Yet Trump’s Republican allies have a different view. They’ve long argued that Trump was denied a fair trial during the House investigation.

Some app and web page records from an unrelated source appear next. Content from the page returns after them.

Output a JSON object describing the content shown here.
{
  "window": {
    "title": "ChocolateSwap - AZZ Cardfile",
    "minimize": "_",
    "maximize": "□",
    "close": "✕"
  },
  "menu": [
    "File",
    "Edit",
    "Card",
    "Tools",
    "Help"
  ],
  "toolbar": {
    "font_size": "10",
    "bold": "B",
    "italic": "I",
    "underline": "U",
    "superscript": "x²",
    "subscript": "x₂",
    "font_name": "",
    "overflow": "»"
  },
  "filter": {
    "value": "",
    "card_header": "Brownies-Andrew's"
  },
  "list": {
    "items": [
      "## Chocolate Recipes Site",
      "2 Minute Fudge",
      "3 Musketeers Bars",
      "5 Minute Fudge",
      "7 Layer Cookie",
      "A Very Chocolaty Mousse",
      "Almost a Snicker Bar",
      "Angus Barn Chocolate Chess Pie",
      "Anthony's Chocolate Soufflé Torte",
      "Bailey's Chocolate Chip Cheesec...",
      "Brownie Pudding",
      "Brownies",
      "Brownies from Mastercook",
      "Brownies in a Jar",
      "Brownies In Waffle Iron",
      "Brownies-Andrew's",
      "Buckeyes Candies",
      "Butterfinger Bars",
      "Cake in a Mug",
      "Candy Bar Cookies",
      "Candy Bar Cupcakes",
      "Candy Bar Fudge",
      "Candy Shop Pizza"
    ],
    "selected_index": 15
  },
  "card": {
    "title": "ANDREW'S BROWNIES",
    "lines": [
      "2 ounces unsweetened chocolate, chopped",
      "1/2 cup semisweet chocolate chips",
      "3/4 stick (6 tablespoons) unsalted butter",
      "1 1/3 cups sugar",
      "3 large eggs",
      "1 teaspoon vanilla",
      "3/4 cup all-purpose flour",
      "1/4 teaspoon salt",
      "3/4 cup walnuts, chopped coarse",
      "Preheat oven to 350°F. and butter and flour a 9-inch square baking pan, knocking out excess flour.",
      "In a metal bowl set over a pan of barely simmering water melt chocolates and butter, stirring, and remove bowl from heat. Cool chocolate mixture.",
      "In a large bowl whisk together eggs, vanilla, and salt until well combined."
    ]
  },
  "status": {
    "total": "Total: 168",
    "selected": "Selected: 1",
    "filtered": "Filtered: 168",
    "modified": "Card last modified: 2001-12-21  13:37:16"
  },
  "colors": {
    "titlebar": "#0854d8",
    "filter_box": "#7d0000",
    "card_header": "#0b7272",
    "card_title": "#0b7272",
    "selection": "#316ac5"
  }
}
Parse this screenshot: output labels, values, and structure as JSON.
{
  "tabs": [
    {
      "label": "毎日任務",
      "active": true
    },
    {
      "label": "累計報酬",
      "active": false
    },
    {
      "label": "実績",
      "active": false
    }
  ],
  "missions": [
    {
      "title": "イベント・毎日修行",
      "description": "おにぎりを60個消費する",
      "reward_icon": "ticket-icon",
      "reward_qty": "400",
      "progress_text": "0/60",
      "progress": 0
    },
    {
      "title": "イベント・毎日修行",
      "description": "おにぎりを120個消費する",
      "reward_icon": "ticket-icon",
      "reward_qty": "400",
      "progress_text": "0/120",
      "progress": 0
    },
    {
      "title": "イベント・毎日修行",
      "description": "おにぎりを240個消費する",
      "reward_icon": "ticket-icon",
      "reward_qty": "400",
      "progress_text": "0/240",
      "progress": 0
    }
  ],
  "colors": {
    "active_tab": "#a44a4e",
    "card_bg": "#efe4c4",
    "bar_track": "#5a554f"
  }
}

With that in mind, they appear unbothered by the thought that Trump’s team would have an advantage in the Senate trial.

“The way I look at fairness is: Is it fair to the House that went through the entire impeachment process without giving the president's team a chance to rebut the information?” asked Sen. Tim ScottTimothy (Tim) Eugene ScottMississippi mayor defends officers in George Floyd's death: 'If you can talk, you can breathe' The truth behind Biden's 'you ain't black' gaffe Senators ask DeVos to adjust FAFSA form due to the coronavirus pandemic MORE (R-S.C.). “So if the president wants to bring information to the table, I think it creates an equilibrium, at least in my head.”

But while Republicans have hammered the point that the White House did not have the chance to respond to Democrats’ charges during the House impeachment inquiry, they fail to note that the White House declined to participate in the hearings.

Trump’s House GOP allies had warned the White House against participating in the investigation, saying it would legitimize a process they had repeatedly attacked as illegitimate.

Since that investigation, new evidence has emerged related to Trump’s dealings with Ukraine, putting additional pressure on Republican leaders to consider the new information during the Senate trial — an option they’ve been loathe to consider.


It’s an argument the Democratic impeachment managers are driving home — while they still have the chamber floor.

“Recent court-ordered releases under the Freedom of Information Act, as well as disclosures to the media, have further demonstrated that the White House, [Office of Management and Budget], State Department and other agencies are actively withholding highly relevant documents that could further implicate the president and his subordinates,” Demings said Friday on the Senate floor.

“You should be hearing this evidence now.”

Jordain Carney contributed.